_YOUR TASK_. Nothing in the data may be changed; retype all of it.

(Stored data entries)
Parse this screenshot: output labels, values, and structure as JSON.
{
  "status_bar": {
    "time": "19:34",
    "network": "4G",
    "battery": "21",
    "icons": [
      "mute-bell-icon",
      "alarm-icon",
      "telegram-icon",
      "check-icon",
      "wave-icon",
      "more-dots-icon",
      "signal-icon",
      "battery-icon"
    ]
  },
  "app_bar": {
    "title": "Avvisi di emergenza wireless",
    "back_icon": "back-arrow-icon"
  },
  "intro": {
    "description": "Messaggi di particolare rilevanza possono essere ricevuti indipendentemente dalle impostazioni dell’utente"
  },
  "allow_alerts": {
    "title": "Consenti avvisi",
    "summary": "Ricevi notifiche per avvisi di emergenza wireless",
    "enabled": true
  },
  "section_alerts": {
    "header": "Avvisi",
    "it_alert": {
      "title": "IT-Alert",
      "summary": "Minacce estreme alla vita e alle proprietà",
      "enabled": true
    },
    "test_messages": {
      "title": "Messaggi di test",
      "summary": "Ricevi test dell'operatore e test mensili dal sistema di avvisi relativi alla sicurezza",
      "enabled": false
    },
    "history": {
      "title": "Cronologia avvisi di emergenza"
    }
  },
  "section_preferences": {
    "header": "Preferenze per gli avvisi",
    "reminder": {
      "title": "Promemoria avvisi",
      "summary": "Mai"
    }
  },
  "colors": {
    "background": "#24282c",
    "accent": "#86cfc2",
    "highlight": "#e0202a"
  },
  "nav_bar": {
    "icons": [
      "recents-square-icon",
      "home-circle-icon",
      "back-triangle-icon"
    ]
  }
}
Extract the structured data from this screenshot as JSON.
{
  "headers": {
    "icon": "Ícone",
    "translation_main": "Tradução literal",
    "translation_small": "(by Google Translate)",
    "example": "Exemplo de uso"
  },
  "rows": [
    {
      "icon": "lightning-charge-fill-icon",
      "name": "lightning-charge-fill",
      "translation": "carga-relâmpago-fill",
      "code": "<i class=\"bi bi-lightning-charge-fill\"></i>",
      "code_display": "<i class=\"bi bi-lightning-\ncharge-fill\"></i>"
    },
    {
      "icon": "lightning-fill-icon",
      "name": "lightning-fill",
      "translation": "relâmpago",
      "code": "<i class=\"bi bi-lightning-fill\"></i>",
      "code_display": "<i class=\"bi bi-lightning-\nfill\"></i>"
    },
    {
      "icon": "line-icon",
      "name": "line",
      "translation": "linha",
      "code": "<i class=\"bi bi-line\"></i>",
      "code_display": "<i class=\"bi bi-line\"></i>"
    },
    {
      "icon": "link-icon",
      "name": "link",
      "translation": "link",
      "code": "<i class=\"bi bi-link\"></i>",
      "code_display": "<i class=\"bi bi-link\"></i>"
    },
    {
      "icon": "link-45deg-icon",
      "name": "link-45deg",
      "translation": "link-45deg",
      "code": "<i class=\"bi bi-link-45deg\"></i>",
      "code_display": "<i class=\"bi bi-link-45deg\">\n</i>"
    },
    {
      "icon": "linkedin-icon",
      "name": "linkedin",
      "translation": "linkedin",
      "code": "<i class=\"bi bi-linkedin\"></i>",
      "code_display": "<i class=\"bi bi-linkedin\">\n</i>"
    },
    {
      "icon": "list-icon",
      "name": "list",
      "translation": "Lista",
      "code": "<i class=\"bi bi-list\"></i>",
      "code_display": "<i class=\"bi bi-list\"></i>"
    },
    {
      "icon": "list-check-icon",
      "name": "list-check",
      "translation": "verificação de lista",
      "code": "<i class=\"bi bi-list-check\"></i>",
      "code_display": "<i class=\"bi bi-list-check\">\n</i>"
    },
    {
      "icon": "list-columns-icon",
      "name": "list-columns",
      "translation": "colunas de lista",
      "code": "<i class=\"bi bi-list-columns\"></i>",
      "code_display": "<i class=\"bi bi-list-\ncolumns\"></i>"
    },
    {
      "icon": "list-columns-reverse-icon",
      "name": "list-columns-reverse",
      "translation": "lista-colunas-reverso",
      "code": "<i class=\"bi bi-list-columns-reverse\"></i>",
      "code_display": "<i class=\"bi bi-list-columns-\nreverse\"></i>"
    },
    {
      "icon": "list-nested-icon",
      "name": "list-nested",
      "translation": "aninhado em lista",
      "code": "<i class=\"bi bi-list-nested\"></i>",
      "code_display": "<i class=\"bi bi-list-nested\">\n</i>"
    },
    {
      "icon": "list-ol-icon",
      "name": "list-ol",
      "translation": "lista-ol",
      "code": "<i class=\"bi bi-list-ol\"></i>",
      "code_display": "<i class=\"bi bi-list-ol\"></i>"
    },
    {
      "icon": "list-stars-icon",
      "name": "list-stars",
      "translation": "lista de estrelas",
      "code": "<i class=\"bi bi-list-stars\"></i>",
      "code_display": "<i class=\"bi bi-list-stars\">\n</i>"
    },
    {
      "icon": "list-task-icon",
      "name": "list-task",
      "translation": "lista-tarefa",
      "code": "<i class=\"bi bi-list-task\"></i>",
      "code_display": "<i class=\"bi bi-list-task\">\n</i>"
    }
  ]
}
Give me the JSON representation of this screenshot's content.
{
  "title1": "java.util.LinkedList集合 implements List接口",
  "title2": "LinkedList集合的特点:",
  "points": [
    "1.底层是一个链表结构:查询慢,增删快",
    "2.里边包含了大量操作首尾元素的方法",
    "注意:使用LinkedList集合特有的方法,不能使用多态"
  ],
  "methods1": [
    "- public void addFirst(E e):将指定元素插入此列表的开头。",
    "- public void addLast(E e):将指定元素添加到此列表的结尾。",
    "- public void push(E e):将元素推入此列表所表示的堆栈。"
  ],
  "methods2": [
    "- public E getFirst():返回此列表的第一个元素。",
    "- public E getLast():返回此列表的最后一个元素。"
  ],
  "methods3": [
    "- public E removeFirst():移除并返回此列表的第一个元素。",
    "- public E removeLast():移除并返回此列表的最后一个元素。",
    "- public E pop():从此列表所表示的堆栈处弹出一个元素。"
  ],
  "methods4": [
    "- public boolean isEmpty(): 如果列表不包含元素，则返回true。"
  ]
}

_ANSWER FOR THIS EXERCISE_.
Parse this screenshot: output labels, values, and structure as JSON.
{
  "status_bar": {
    "time": "19:34",
    "network": "4G",
    "battery": "21",
    "icons": [
      "mute-bell-icon",
      "alarm-icon",
      "telegram-icon",
      "check-icon",
      "wave-icon",
      "more-dots-icon",
      "signal-icon",
      "battery-icon"
    ]
  },
  "app_bar": {
    "title": "Avvisi di emergenza wireless",
    "back_icon": "back-arrow-icon"
  },
  "intro": {
    "description": "Messaggi di particolare rilevanza possono essere ricevuti indipendentemente dalle impostazioni dell’utente"
  },
  "allow_alerts": {
    "title": "Consenti avvisi",
    "summary": "Ricevi notifiche per avvisi di emergenza wireless",
    "enabled": true
  },
  "section_alerts": {
    "header": "Avvisi",
    "it_alert": {
      "title": "IT-Alert",
      "summary": "Minacce estreme alla vita e alle proprietà",
      "enabled": true
    },
    "test_messages": {
      "title": "Messaggi di test",
      "summary": "Ricevi test dell'operatore e test mensili dal sistema di avvisi relativi alla sicurezza",
      "enabled": false
    },
    "history": {
      "title": "Cronologia avvisi di emergenza"
    }
  },
  "section_preferences": {
    "header": "Preferenze per gli avvisi",
    "reminder": {
      "title": "Promemoria avvisi",
      "summary": "Mai"
    }
  },
  "colors": {
    "background": "#24282c",
    "accent": "#86cfc2",
    "highlight": "#e0202a"
  },
  "nav_bar": {
    "icons": [
      "recents-square-icon",
      "home-circle-icon",
      "back-triangle-icon"
    ]
  }
}
Extract the structured data from this screenshot as JSON.
{
  "headers": {
    "icon": "Ícone",
    "translation_main": "Tradução literal",
    "translation_small": "(by Google Translate)",
    "example": "Exemplo de uso"
  },
  "rows": [
    {
      "icon": "lightning-charge-fill-icon",
      "name": "lightning-charge-fill",
      "translation": "carga-relâmpago-fill",
      "code": "<i class=\"bi bi-lightning-charge-fill\"></i>",
      "code_display": "<i class=\"bi bi-lightning-\ncharge-fill\"></i>"
    },
    {
      "icon": "lightning-fill-icon",
      "name": "lightning-fill",
      "translation": "relâmpago",
      "code": "<i class=\"bi bi-lightning-fill\"></i>",
      "code_display": "<i class=\"bi bi-lightning-\nfill\"></i>"
    },
    {
      "icon": "line-icon",
      "name": "line",
      "translation": "linha",
      "code": "<i class=\"bi bi-line\"></i>",
      "code_display": "<i class=\"bi bi-line\"></i>"
    },
    {
      "icon": "link-icon",
      "name": "link",
      "translation": "link",
      "code": "<i class=\"bi bi-link\"></i>",
      "code_display": "<i class=\"bi bi-link\"></i>"
    },
    {
      "icon": "link-45deg-icon",
      "name": "link-45deg",
      "translation": "link-45deg",
      "code": "<i class=\"bi bi-link-45deg\"></i>",
      "code_display": "<i class=\"bi bi-link-45deg\">\n</i>"
    },
    {
      "icon": "linkedin-icon",
      "name": "linkedin",
      "translation": "linkedin",
      "code": "<i class=\"bi bi-linkedin\"></i>",
      "code_display": "<i class=\"bi bi-linkedin\">\n</i>"
    },
    {
      "icon": "list-icon",
      "name": "list",
      "translation": "Lista",
      "code": "<i class=\"bi bi-list\"></i>",
      "code_display": "<i class=\"bi bi-list\"></i>"
    },
    {
      "icon": "list-check-icon",
      "name": "list-check",
      "translation": "verificação de lista",
      "code": "<i class=\"bi bi-list-check\"></i>",
      "code_display": "<i class=\"bi bi-list-check\">\n</i>"
    },
    {
      "icon": "list-columns-icon",
      "name": "list-columns",
      "translation": "colunas de lista",
      "code": "<i class=\"bi bi-list-columns\"></i>",
      "code_display": "<i class=\"bi bi-list-\ncolumns\"></i>"
    },
    {
      "icon": "list-columns-reverse-icon",
      "name": "list-columns-reverse",
      "translation": "lista-colunas-reverso",
      "code": "<i class=\"bi bi-list-columns-reverse\"></i>",
      "code_display": "<i class=\"bi bi-list-columns-\nreverse\"></i>"
    },
    {
      "icon": "list-nested-icon",
      "name": "list-nested",
      "translation": "aninhado em lista",
      "code": "<i class=\"bi bi-list-nested\"></i>",
      "code_display": "<i class=\"bi bi-list-nested\">\n</i>"
    },
    {
      "icon": "list-ol-icon",
      "name": "list-ol",
      "translation": "lista-ol",
      "code": "<i class=\"bi bi-list-ol\"></i>",
      "code_display": "<i class=\"bi bi-list-ol\"></i>"
    },
    {
      "icon": "list-stars-icon",
      "name": "list-stars",
      "translation": "lista de estrelas",
      "code": "<i class=\"bi bi-list-stars\"></i>",
      "code_display": "<i class=\"bi bi-list-stars\">\n</i>"
    },
    {
      "icon": "list-task-icon",
      "name": "list-task",
      "translation": "lista-tarefa",
      "code": "<i class=\"bi bi-list-task\"></i>",
      "code_display": "<i class=\"bi bi-list-task\">\n</i>"
    }
  ]
}
Give me the JSON representation of this screenshot's content.
{
  "title1": "java.util.LinkedList集合 implements List接口",
  "title2": "LinkedList集合的特点:",
  "points": [
    "1.底层是一个链表结构:查询慢,增删快",
    "2.里边包含了大量操作首尾元素的方法",
    "注意:使用LinkedList集合特有的方法,不能使用多态"
  ],
  "methods1": [
    "- public void addFirst(E e):将指定元素插入此列表的开头。",
    "- public void addLast(E e):将指定元素添加到此列表的结尾。",
    "- public void push(E e):将元素推入此列表所表示的堆栈。"
  ],
  "methods2": [
    "- public E getFirst():返回此列表的第一个元素。",
    "- public E getLast():返回此列表的最后一个元素。"
  ],
  "methods3": [
    "- public E removeFirst():移除并返回此列表的第一个元素。",
    "- public E removeLast():移除并返回此列表的最后一个元素。",
    "- public E pop():从此列表所表示的堆栈处弹出一个元素。"
  ],
  "methods4": [
    "- public boolean isEmpty(): 如果列表不包含元素，则返回true。"
  ]
}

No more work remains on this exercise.